THERE'S THE BEEF.The New Republic has obliged those of us puzzled by their previous Darfur editorializing with a new one spelling out what exactly they think we should do. I have some concerns. "The consensus among experts," they write, "is that it would take approximately 20,000 troops to secure Darfur." At the same time, the explicit model for this operation is Kosovo where the initial KFOR deployment was over twice that size, and even today "more than 16,000 peacekeepers" are on the ground.
Washington Post columnist E.J. Dionne is a decent person, whose views on many issues I share, but his column today is almost a caricature. It perfectly demonstrates why liberals/progressives are so lost on economic policy.
THE MYTH OF THE FREE RIDE.ViaTom Lee I see that in the course of editorializing against network neutrality, The Washington Post's editorial writers have decided that big Internet firms "want their services delivered fast but don't want the pipe owners to extract fees from them." This is misinformation pure and simple. As Tom writes, "Content providers pay for their bandwidth." Here's a quick-and-dirty experiment that can prove the point to readers. Try to start a website. Go do it now.
SCHOOLHOUSE ROCK. On the great David Brooksdebate, can I suggest a compromise? Let kids read what they want. Give them a list of books to choose from and allow them into the classes, or into the groups, that are studying books they'd actually like to read. As it is, Brooks' contention that boys are desperate to read Hemingway but foiled by a feminized education system is a bit silly.
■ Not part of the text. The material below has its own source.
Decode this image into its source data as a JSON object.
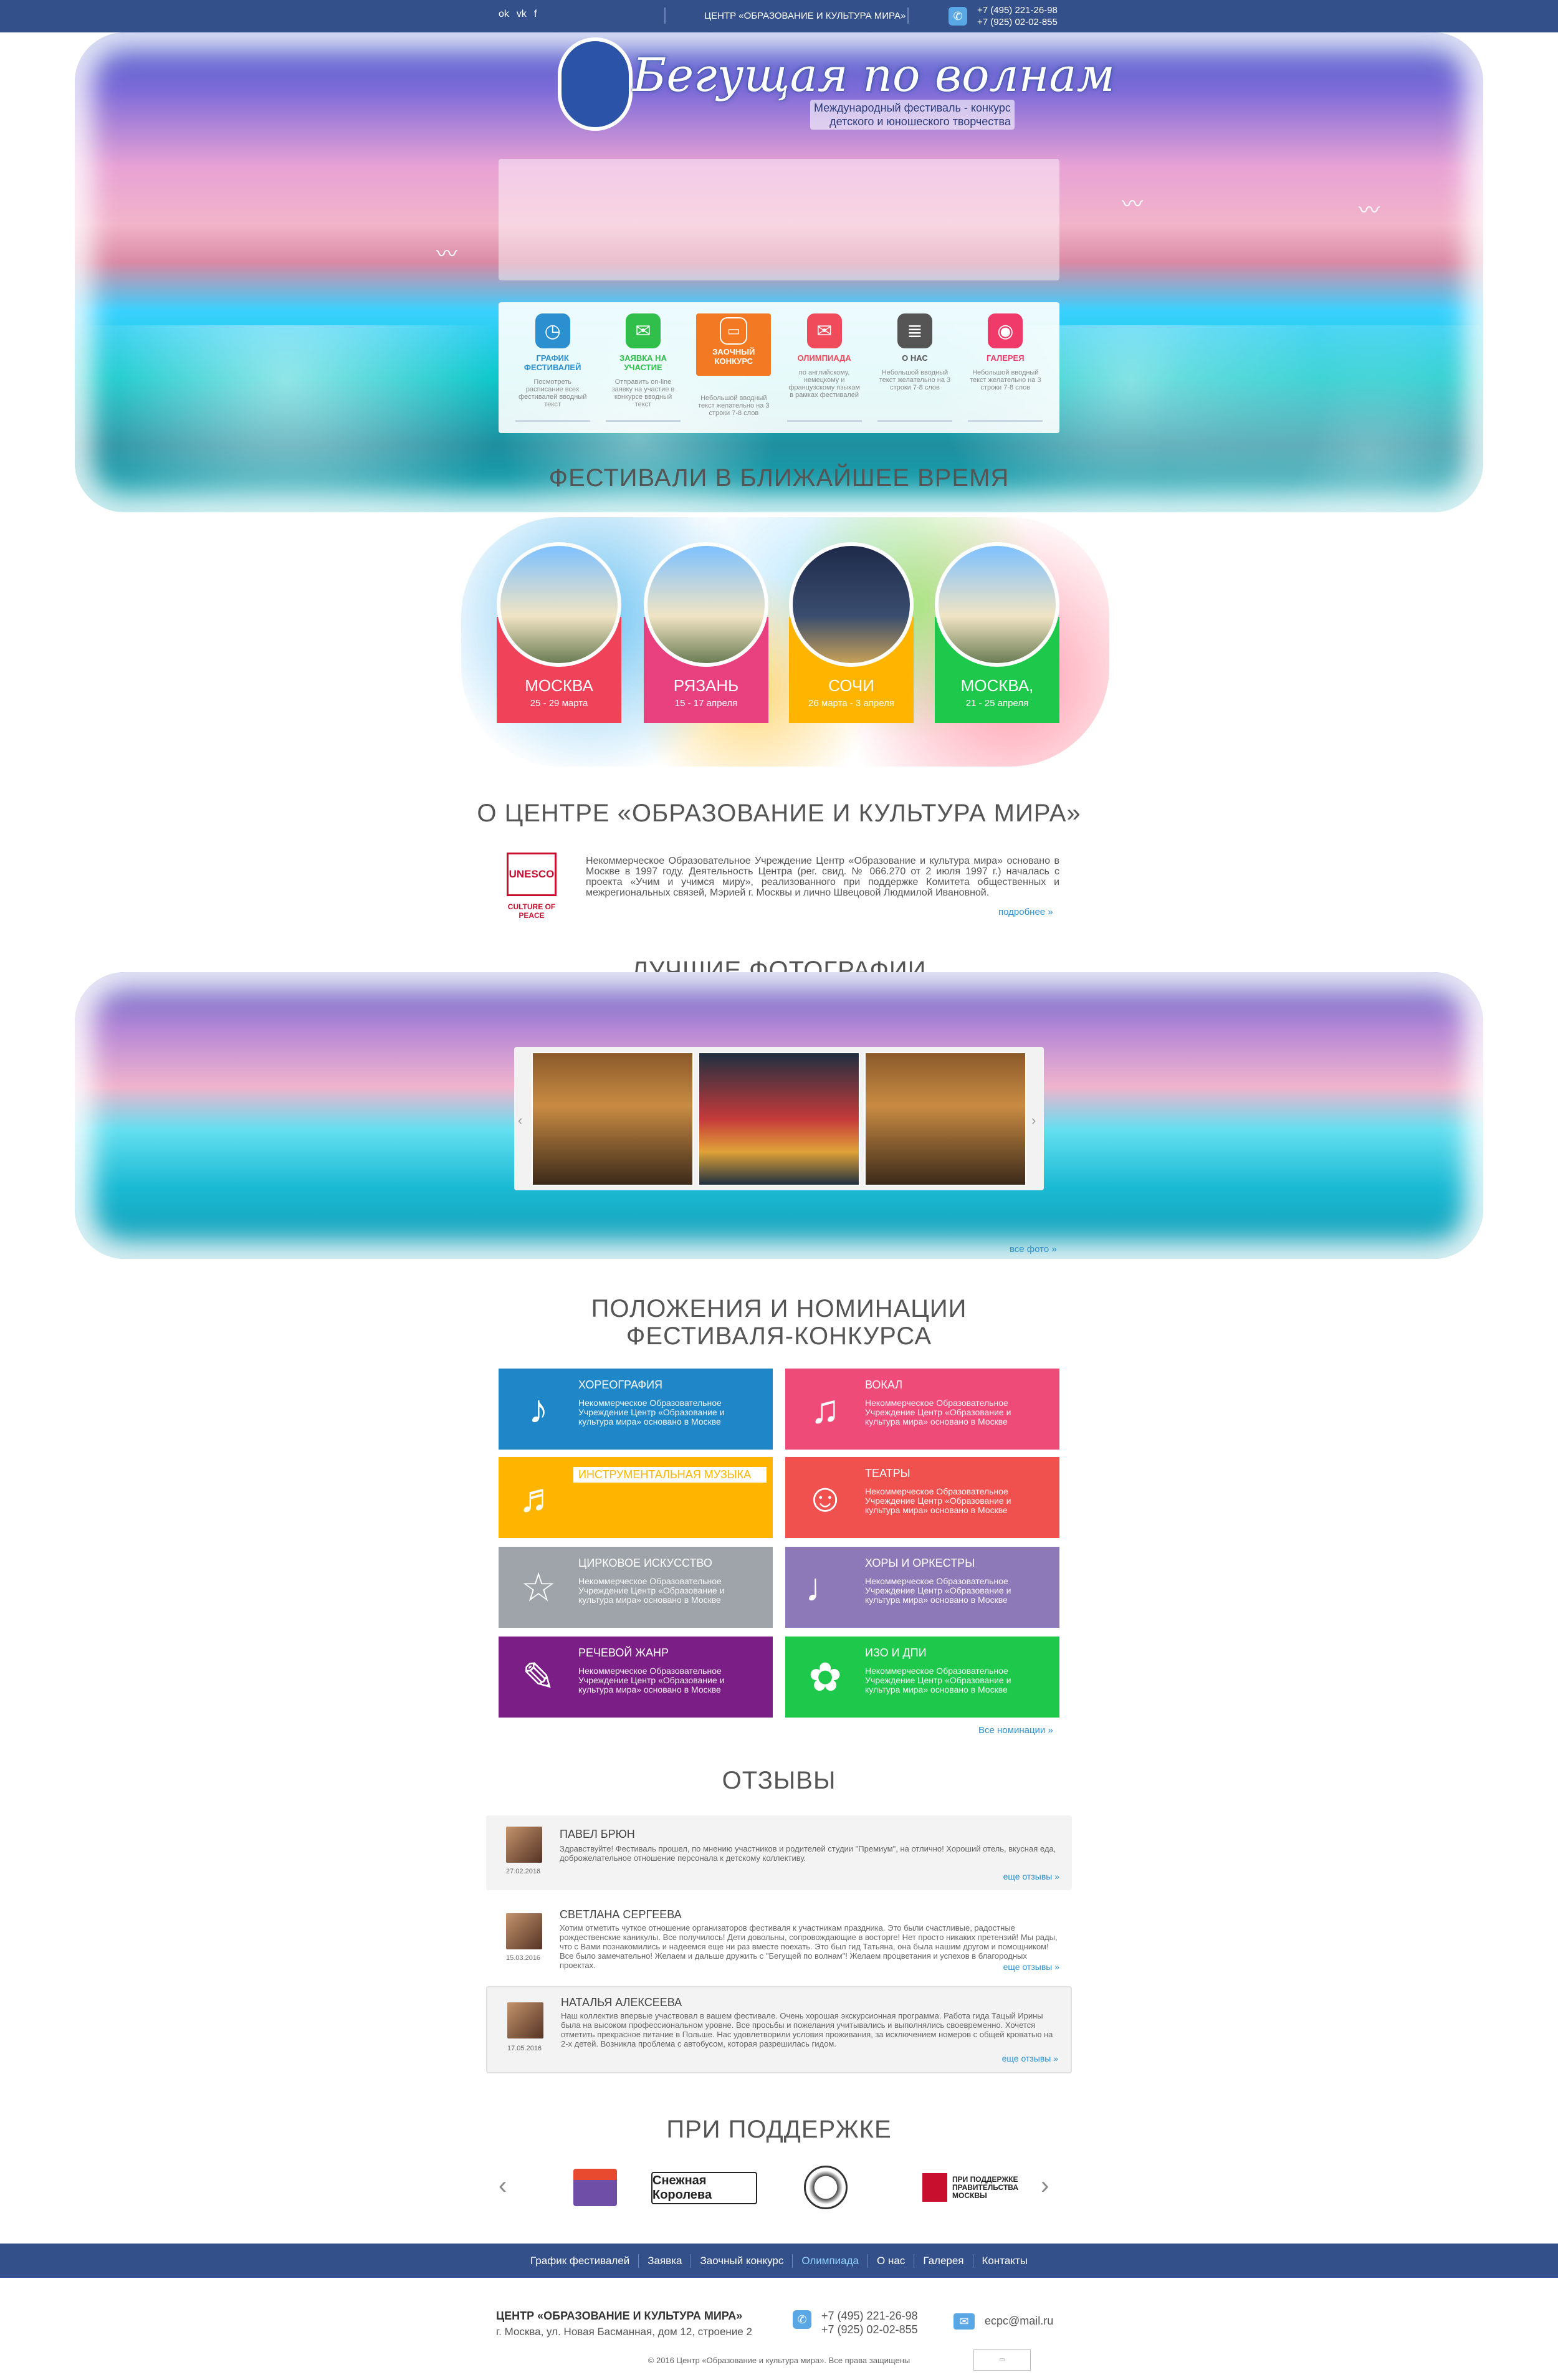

Hemingway, for one, would think any male lacking the gumption to stride into Barnes and Nobles and pick up the damn book himself deserved a whupping.